Teaching with Quercus: Inspiring Practices

alt= image of 4 instructors profiled in post

Looking for a little inspiration to take your Quercus course to the next level? Check out these four short videos of faculty who are using innovative and easy-to-adopt approaches to enhance the learning and teaching experience at the University of Toronto:

Creating a Course Tour using Lecture Capture Software
Avi J. Cohen, Professor, Department of Economics

Avi J Cohen teaches ECO105Y, Principles of Economics for Non Specialists. His course consists of a face-to-face section with 500 students and an online section with 400 students. In this video, Avi highlights the advantages of using a Course Tour video, and it helps orient students to the learning management system and various Quercus tools that will be used in the course. Avi states, β€œIt is so easy and has so much impact.” It benefits both your students and your workload, reducing the time required to answer questions students may have about the course.

Using Rubrics in Quercus to Enhance Student Learning
Franco Taverna, Associate Professor, Teaching Stream, Human Biology (Faculty Arts and Sciences)

Franco Taverna teaches HMB471H Performance Enhancement, a 4th year course with 50 students. Franco discusses why he adopted rubrics following his decision to include more student writing in his course. He explains how he structures rubrics to focus on each part of the assignment, the content, and style. Rubrics provide students with clear assignment criteria so they can better meet the assignment expectations. They make grading quicker and more consistent, and allow Franco to effectively manage the grading workflow. Course teaching assistant, Claudia Tersigni, adds that rubrics make better use of her time, β€œI could give a lecture and be involved with the course development and the other aspects of being a TA beyond grading.”

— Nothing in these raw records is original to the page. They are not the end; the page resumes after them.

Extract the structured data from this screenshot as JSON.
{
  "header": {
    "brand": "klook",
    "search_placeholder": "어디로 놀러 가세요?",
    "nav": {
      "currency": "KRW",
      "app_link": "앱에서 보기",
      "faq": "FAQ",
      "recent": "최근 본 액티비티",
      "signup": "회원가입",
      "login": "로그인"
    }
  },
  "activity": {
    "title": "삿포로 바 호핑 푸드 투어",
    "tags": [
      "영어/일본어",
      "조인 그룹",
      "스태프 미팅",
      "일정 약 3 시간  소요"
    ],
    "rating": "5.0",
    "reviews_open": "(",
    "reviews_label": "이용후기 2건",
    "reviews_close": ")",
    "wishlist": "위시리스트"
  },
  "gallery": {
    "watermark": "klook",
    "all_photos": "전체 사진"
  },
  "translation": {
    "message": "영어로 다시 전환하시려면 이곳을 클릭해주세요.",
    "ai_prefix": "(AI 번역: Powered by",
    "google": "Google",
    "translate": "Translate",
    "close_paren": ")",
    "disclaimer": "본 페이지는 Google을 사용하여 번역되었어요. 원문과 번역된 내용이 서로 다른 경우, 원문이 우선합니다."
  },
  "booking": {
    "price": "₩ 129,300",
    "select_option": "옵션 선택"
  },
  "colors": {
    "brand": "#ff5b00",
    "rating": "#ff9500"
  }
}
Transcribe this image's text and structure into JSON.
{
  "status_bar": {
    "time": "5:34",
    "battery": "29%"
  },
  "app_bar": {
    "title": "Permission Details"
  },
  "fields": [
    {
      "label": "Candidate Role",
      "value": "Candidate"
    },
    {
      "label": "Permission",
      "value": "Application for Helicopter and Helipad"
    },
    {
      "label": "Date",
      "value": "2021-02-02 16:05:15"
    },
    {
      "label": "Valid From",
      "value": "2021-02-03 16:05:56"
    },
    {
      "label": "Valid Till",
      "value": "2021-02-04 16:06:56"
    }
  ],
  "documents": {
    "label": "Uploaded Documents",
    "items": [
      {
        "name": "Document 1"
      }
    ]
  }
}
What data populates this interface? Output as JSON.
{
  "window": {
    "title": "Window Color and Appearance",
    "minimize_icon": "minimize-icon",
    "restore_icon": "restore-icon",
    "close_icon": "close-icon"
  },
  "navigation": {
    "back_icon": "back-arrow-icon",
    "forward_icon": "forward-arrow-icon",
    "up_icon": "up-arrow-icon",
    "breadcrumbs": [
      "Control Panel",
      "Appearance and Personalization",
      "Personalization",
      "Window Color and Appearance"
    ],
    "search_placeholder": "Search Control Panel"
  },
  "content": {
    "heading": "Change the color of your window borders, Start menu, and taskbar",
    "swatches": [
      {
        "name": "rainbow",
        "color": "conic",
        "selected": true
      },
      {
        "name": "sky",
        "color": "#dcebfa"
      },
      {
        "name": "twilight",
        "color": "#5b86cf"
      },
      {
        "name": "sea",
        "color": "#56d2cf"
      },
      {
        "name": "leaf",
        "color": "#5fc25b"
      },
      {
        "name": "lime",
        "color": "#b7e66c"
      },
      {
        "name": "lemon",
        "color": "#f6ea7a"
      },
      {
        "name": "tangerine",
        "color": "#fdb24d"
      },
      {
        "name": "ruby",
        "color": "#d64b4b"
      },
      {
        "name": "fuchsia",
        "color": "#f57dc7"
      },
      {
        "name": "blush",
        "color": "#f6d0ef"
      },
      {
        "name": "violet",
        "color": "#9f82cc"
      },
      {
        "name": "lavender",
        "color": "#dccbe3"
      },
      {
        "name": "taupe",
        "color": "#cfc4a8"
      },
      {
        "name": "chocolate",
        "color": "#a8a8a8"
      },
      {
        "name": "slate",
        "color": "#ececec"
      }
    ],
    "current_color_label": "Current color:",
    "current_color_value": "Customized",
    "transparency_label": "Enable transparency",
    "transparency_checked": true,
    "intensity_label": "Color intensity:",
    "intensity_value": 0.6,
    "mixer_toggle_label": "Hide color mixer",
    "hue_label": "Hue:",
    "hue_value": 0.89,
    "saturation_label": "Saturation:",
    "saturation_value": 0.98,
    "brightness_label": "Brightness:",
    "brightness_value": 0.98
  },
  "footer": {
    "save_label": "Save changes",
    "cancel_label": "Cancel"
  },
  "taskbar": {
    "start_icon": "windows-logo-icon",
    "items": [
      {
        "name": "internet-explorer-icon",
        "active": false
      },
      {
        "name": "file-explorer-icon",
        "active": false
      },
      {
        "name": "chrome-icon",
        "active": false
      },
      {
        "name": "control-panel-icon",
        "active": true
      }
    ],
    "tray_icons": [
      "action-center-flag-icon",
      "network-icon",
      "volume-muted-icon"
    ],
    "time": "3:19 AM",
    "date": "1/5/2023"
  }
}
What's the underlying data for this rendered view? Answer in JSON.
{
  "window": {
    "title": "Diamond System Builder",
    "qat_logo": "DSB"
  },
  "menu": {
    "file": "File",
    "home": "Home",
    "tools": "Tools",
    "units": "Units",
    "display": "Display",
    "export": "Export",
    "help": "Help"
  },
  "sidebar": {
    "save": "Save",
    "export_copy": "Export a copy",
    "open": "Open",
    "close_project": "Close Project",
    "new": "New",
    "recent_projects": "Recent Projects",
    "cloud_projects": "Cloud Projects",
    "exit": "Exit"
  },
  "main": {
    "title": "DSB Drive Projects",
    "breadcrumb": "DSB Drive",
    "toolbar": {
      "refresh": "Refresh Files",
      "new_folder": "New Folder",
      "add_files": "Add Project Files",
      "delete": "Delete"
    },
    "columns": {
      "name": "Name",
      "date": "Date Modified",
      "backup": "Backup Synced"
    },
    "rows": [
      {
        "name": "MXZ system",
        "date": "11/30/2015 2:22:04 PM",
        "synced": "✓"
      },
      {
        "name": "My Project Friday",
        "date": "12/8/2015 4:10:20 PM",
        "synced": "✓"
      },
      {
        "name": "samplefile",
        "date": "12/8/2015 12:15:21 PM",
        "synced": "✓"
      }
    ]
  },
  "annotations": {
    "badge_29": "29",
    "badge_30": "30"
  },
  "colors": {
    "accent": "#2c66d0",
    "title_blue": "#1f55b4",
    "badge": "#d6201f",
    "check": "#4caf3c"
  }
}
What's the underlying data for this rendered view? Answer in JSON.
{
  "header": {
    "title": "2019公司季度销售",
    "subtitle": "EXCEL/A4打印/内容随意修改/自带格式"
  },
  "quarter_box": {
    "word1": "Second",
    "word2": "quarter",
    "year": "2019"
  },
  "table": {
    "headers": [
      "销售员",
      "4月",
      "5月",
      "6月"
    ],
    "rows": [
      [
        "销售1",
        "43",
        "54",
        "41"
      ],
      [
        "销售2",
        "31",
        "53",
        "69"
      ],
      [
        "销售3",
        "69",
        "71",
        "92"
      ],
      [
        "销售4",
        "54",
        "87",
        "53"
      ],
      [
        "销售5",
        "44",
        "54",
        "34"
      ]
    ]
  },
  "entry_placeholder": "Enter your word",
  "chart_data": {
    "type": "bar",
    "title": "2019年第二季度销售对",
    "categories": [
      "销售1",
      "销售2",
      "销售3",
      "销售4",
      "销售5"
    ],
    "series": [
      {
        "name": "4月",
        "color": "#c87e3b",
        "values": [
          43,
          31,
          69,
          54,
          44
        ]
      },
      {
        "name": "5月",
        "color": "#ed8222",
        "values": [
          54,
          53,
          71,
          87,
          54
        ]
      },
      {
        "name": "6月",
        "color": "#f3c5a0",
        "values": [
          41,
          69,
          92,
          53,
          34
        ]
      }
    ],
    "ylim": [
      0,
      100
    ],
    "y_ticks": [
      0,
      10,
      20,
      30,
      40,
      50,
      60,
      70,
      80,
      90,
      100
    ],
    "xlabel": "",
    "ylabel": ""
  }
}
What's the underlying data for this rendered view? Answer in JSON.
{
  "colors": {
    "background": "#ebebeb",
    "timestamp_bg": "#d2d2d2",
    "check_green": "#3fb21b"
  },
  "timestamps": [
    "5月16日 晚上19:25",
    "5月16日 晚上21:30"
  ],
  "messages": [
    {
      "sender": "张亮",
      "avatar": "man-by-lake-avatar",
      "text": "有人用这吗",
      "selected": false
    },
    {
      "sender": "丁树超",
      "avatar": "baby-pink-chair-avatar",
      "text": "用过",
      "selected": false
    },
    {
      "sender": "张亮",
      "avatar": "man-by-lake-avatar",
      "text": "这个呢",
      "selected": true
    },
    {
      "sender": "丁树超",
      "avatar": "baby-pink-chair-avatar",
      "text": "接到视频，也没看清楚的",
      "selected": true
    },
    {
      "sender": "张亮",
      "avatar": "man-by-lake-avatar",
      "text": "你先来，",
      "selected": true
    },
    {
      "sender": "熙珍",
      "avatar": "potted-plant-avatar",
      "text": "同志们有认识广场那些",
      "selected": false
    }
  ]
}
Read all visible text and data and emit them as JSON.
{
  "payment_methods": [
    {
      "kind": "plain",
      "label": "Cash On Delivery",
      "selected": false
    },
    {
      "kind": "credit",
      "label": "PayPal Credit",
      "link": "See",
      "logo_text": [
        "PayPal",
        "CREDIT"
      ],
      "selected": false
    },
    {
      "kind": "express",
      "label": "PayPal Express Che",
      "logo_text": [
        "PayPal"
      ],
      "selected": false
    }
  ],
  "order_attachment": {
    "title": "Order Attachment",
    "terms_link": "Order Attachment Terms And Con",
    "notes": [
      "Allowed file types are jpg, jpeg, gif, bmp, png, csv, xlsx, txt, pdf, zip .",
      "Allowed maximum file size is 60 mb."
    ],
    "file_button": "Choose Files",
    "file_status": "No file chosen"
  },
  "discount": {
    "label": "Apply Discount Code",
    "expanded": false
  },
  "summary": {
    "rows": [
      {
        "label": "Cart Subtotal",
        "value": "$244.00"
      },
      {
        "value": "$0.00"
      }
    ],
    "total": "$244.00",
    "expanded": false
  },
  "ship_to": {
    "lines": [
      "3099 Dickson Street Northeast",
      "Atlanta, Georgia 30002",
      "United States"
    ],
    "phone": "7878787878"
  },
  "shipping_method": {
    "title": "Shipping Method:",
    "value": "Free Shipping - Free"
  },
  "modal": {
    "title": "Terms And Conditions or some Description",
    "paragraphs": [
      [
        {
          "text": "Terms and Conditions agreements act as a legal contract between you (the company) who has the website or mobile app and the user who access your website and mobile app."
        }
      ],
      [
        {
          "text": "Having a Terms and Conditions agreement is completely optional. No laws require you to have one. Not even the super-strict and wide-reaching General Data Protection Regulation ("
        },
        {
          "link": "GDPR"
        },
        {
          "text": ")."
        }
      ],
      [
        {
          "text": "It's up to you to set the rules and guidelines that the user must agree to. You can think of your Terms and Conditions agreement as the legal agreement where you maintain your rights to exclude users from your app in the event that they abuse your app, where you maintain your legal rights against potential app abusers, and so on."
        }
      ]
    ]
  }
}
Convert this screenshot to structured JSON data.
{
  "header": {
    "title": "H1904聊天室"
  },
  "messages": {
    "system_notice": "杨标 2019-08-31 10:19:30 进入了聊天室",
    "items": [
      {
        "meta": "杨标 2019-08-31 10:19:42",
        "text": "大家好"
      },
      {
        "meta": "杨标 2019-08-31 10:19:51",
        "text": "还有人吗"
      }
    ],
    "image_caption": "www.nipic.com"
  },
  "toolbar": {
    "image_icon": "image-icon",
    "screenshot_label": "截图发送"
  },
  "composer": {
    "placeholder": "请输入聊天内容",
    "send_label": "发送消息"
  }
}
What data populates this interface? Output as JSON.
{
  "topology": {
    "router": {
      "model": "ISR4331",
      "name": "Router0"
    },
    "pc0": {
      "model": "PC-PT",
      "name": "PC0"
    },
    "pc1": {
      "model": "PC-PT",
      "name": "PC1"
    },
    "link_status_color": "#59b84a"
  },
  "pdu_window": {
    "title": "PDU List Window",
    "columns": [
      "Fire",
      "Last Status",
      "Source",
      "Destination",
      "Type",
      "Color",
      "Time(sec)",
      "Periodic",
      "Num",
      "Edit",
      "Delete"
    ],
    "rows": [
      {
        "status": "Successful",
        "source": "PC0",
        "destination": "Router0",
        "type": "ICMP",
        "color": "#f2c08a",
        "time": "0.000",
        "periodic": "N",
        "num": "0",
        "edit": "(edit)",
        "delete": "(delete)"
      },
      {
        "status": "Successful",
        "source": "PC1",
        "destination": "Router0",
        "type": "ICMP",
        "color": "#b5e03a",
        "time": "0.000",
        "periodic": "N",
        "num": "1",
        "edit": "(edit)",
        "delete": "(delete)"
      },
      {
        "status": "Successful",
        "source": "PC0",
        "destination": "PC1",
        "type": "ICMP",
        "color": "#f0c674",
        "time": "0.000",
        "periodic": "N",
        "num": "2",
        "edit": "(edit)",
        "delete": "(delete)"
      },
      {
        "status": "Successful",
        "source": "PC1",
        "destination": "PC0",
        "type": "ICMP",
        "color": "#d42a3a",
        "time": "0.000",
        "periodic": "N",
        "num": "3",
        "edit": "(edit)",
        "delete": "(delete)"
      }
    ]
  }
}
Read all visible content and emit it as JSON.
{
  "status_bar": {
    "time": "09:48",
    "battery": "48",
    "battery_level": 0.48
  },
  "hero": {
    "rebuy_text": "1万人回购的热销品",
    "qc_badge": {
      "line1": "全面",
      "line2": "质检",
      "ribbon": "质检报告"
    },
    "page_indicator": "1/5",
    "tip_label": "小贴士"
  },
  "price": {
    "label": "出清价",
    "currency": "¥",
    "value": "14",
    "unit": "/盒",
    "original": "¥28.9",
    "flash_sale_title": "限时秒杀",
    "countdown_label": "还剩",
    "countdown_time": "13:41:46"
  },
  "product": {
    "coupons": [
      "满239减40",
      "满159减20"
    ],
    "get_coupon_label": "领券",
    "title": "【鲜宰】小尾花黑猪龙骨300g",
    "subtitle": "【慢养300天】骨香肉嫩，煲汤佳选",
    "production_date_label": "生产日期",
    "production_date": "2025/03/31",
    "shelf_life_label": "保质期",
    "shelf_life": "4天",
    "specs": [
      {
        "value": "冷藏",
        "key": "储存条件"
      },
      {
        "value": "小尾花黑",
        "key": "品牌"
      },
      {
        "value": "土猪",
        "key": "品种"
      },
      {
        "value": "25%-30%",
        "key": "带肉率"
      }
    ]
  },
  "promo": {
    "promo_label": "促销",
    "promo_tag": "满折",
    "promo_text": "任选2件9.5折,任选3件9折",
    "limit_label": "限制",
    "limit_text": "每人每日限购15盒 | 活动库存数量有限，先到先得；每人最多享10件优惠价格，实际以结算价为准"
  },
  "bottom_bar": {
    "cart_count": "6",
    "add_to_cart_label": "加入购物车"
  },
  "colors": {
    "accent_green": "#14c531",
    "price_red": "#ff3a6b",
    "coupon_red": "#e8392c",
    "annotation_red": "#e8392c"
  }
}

Using Quercus to Manage Grades in Online Courses
Jessica Hill, Assistant Professor, Teaching Stream, Department of Molecular Genetics

Jessica Hill teaches MGY250 Introduction to Medical Genetics, a second year asynchronous online course with 420 students. Jessica shares her strategies for managing grading in a large course, including setting expectations for students about the feedback they will receive, employing a peer review process, using an assessment rubric by teaching assistants, and providing video feedback on common assignment pitfalls from the course instructor. She also explains the rubric-informed process that she employs when students want to challenge an assignment grade. These strategies work together to help students to be more aware of their learning and better understand why they achieved the mark that they did, while ensuring quality feedback in a large course.

Managing Assisgnment Deadlines with Quercus
Don Boyes, Professor Teaching Stream, Geography and Planning

Don Boyes teaches technical software-oriented courses in Geographic Information Systems with courses that range from 40 to 180 students. Don has adopted Quercus for all course assignments. In this video, he showcases the use of the Assign To feature to set customized deadlines, implement late penalties, and manage assignment deadlines for students who require accommodation. The Assign To Feature works with Discussions, Assignments, and Quizzes, saving time and streamlining related processes for all involved: students, teaching assistants and the course instructor. Students can see their customized deadline and Quercus automatically adjusts any late penalties so they are applied appropriately.

Feeling inspired? Test out one or more of these strategies in your courses.

By Carol Roderick, Quercus Liaison